▶ AIM OF THE TASK
For the data below, work out the number of lines containing the string "this" and answer with that number only.

Page and application data records
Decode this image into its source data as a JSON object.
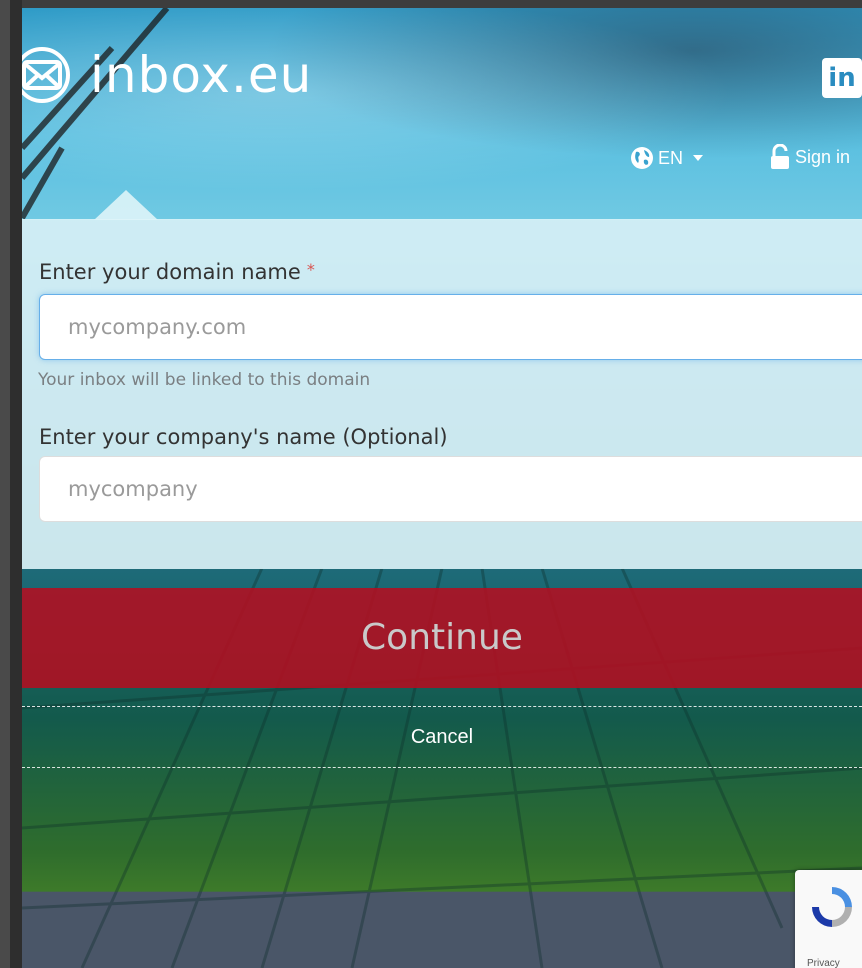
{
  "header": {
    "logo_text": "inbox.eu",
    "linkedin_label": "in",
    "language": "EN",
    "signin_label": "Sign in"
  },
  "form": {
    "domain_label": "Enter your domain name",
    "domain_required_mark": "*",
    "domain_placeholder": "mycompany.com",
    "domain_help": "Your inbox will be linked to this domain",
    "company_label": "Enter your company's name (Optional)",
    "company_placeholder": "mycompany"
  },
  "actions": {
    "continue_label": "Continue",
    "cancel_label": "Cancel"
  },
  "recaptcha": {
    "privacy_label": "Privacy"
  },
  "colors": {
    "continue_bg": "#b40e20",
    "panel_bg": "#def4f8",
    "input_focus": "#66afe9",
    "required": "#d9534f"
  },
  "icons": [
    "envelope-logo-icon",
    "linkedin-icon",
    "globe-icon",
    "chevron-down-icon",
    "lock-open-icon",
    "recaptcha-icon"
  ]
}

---

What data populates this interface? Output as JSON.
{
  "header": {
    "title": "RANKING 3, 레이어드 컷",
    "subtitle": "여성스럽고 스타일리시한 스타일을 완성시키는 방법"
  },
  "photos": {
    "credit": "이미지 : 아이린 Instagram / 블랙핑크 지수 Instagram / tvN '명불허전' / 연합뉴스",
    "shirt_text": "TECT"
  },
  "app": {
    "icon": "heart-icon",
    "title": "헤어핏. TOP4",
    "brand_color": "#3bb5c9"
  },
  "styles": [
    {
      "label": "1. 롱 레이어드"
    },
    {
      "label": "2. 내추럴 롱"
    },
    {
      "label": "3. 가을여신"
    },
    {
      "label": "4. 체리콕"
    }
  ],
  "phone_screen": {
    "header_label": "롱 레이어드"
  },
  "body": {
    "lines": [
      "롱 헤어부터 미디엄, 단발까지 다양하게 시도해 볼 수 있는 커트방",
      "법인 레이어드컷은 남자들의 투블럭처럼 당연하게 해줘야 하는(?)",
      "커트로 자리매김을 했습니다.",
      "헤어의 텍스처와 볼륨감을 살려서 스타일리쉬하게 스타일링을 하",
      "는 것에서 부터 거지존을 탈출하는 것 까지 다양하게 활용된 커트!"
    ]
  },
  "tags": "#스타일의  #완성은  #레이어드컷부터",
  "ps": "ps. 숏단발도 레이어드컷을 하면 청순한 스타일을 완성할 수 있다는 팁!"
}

▶ WRITTEN RESPONSE
3